Credit Gergen with the acumen to see the bigger picture and the honesty to call it what it is: “Everybody knows he’s black but there has been a very intentional effort to paint him as somebody outside the mainstream; other. He’s not one of us. It’s below the radar screen. I think the McCain campaign has been scrupulous about not directly saying it. But it’s the subtext of this campaign. Everybody knows it. There are certain kind of signals. As a native of the South, I can tell you, when you see this Charlton Heston ad, ‘The One,” that’s code for ‘he’s uppity.’ ‘He ought to stay in his place.’ Everybody gets that who’s from a southern background. When McCain comes out and starts talking about affirmative action, I’m against quotas, we get what that’s about. That gets across.” He might have thrown in the new McCain slogan: “Country First.” Or the earlier one: “An American President for America.” Or: “He’d rather lose a war than lose a campaign.”

The question for Obama now is who in the campaign, if not Obama himself—who can’t afford to look angry—will link this ugly crusade to George W. Bush, the leader of McCain’s party over the past eight years and the avatar of botched intelligence, ruinous war, torture, plutocracy, and recession. For that matter, who in the mainstream media will make note that the anti-elitist candidate’s $520 loafers (noted by Isabel Wilkinson on the Huffington Post and extremely wealthy wife deserve some attention even if neither of them, to my knowledge, windsurfs?

If, as Stephanopoulos said, the low road “may be [McCain’s] only strategy,” what will journalists do about it? Hitch a ride with the Straight Talk Express?
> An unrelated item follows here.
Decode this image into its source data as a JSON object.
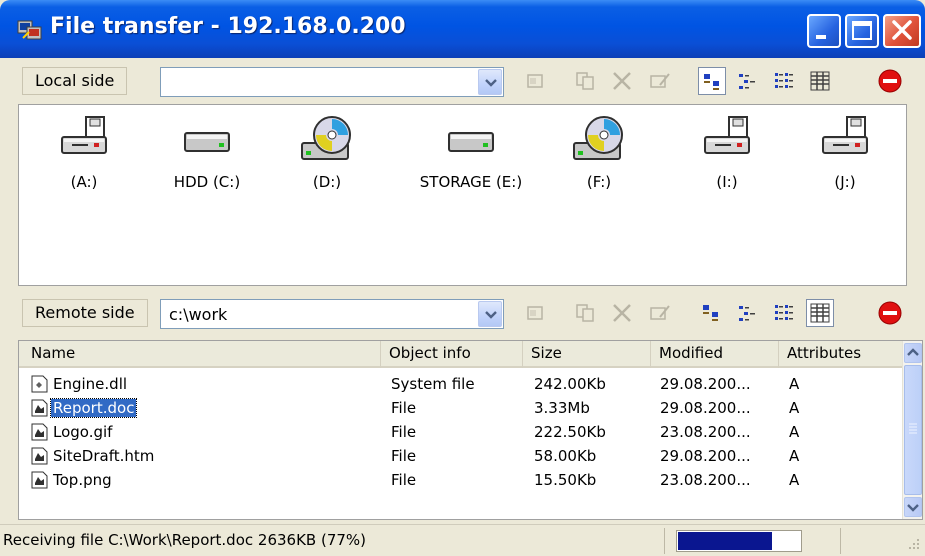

Tag along quietly?

Todd Gitlin , who teaches journalism at Columbia, is the author of a new book, Occupy Nation: The Roots, the Spirit, and the Promise of Occupy Wall Street.